Charlotte Jousseaume: “Fructifying is the work of time, and the work of a lifetime”

This are the fruits of autumn, of the four seasons of the year, which I prefer. All these quinces, apples, pears, walnuts, hazelnuts, figs, plums, white grapes and black grapes are sons and daughters of spring flowers, and they gorged themselves with light all summer long.

They have ripened in the warm rays of the sun, and they give themselves to us as food as the night wins over the day, announcing the fall of the dead leaves and the cold of winter. They are like concentrates of sunshine inviting us, on the threshold of a new season in our lives, to decenter ourselves from the exterior light to center ourselves on our interior light.

Bear fruit “in due time”

I am a woman with an autumn face, a late flower, having reached maturity, giving life, in a burst of fruits and colors, all it has to give. If some bear fruit from their childhood or youth, others wait until their maturity or even their old age to bear it.

As the psalm says, the righteous bear fruit ” in his days “ and, as Christ teaches in the parable, it is sometimes necessary, for a lifetime, not to cut the sterile fig tree, but patiently “digging around it, one more year, to put manure in it”. Fruiting is the work of time, and the work of a lifetime.

Remedy for dryness

Yes, we all have a vocation to a fruitful life, called as we are to extract from our days and our nights the essence of life (from our personal life, but also from universal life), and to share our seeds for sow our fields. But what makes these days and nights ripen slowly within us, like wine in barrels or prayer in the heart of a monk? What makes it so that suddenly, one morning, one noon, one evening, one midnight, our fruit is there, all skinned, sometimes fleshy and pulpy, carrying in its heart what is most precious to us: the seed of our being?

The Gospels say that we recognize a tree by its fruits, that “grapes are not picked from thorns, nor figs from thistles” (Luke 6:44), but is our fruit the reflection of our only deep being? When I stumble on my sterility, when the soil where I am planted seems exhausted, when the day brings its share of drought and the night brings darkness, I like to remind myself of this simple question: “Who am I? »… In these four letters SUIS, hide two verbs of life: that of being and that of following! My fruit is the reflection not only of my being, but also of the life that it is given to me to follow.

To ripen and bear fruit in truth

This is perhaps the reason why I love autumn fruits so much… These fruits which have happily passed through the heat of life give themselves in depth to those who prepare themselves, sometimes in sadness, for the cold of death. As if, born in spring and matured in summer, they had a presentiment of the harshness of winter and, with it, of the joy, consolation and hope with which hearts had to be nourished. The fruits of autumn are not only the reflection of the being of autumn, they “follow” in their own way all the shades of light of the seasons of our lives, from birth to death.

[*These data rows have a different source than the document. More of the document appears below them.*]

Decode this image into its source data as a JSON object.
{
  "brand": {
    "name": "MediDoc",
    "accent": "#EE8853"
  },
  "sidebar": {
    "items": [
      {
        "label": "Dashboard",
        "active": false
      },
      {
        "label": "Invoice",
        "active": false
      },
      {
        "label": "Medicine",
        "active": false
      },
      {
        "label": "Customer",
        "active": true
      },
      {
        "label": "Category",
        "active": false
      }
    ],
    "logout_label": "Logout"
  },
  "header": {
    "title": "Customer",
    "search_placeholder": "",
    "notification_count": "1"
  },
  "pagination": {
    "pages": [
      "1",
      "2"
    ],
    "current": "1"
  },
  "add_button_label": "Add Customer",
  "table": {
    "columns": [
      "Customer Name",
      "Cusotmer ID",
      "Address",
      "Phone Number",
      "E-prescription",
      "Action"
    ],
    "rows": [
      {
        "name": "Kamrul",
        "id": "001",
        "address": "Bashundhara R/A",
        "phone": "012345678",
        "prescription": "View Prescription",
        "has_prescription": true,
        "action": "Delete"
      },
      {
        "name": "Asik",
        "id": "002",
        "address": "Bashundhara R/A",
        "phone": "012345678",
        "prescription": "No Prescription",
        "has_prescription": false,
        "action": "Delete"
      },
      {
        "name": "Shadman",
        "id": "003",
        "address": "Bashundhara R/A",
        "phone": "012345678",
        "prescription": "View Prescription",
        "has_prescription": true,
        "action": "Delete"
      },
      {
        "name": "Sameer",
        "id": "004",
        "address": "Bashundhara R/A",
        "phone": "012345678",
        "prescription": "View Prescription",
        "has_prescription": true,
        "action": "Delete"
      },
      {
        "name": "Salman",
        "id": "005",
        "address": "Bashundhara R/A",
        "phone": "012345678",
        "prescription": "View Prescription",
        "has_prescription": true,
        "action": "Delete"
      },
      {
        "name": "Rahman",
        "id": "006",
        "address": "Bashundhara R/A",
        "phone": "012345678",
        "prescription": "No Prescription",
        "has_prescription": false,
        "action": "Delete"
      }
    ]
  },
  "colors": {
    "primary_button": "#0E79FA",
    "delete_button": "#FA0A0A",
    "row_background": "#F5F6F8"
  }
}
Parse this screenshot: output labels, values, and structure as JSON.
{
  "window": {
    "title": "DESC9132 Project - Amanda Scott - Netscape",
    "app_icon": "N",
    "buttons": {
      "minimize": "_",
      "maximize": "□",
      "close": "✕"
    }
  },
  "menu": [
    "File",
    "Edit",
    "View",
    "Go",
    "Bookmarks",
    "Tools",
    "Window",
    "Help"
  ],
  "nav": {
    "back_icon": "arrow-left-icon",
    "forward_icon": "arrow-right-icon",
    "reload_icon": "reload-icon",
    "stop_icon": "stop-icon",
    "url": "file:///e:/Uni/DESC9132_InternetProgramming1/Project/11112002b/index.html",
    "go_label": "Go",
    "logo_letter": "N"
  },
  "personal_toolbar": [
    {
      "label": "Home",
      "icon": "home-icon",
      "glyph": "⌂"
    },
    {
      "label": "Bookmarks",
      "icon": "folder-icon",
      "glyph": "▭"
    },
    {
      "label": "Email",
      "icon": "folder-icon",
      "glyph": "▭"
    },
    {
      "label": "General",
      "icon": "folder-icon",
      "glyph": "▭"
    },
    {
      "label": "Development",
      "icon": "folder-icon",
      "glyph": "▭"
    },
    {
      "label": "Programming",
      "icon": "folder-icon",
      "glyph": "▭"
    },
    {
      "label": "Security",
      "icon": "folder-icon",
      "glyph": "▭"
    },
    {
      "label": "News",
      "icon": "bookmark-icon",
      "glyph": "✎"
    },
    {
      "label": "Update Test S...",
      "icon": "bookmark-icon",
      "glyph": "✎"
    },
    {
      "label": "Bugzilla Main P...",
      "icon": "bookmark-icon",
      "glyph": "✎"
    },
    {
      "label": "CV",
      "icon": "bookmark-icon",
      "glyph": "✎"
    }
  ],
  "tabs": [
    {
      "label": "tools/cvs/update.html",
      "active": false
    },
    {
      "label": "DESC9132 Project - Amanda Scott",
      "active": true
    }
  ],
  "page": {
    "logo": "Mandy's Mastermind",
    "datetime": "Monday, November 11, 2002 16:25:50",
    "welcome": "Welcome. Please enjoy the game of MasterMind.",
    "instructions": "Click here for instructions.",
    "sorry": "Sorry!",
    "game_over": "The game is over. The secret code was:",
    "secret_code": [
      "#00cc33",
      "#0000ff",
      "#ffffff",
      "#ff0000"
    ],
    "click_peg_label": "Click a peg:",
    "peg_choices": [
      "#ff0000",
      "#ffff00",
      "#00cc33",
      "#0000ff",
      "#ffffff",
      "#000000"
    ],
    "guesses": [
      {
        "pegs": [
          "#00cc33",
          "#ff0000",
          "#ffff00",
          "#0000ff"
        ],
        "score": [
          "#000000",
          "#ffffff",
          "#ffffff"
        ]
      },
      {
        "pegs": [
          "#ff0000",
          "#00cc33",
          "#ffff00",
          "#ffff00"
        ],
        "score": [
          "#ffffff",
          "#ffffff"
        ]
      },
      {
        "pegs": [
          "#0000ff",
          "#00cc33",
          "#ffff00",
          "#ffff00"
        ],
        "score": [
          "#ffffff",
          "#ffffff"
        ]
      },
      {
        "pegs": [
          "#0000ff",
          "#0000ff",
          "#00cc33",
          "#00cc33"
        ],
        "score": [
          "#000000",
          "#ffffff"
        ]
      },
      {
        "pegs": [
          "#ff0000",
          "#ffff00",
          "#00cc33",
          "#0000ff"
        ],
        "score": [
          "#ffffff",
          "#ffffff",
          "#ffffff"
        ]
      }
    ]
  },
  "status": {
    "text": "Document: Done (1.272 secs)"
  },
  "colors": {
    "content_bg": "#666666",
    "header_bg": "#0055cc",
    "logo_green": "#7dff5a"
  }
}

So, this morning, to celebrate the spring, summer and autumn of my life, to welcome this winter and this death that will come in due time, I drew a still life, a still life, a “silent life”, as the English language says, made of grapes and apples. The seed of my being does not only come from who I am, but also from this personal life and this universal life whose paths I have been given to follow. It is the fruit of the marriage of my being with all the vagaries of life. The longer, winding and difficult the road, the more joys and trials there are, the longer it takes to mature and bear fruit in truth. And then, one day, the fruit is there, placed on the table, nourishing.

Charlotte Jousseaume: “Fructifying is the work of time, and the work of a lifetime”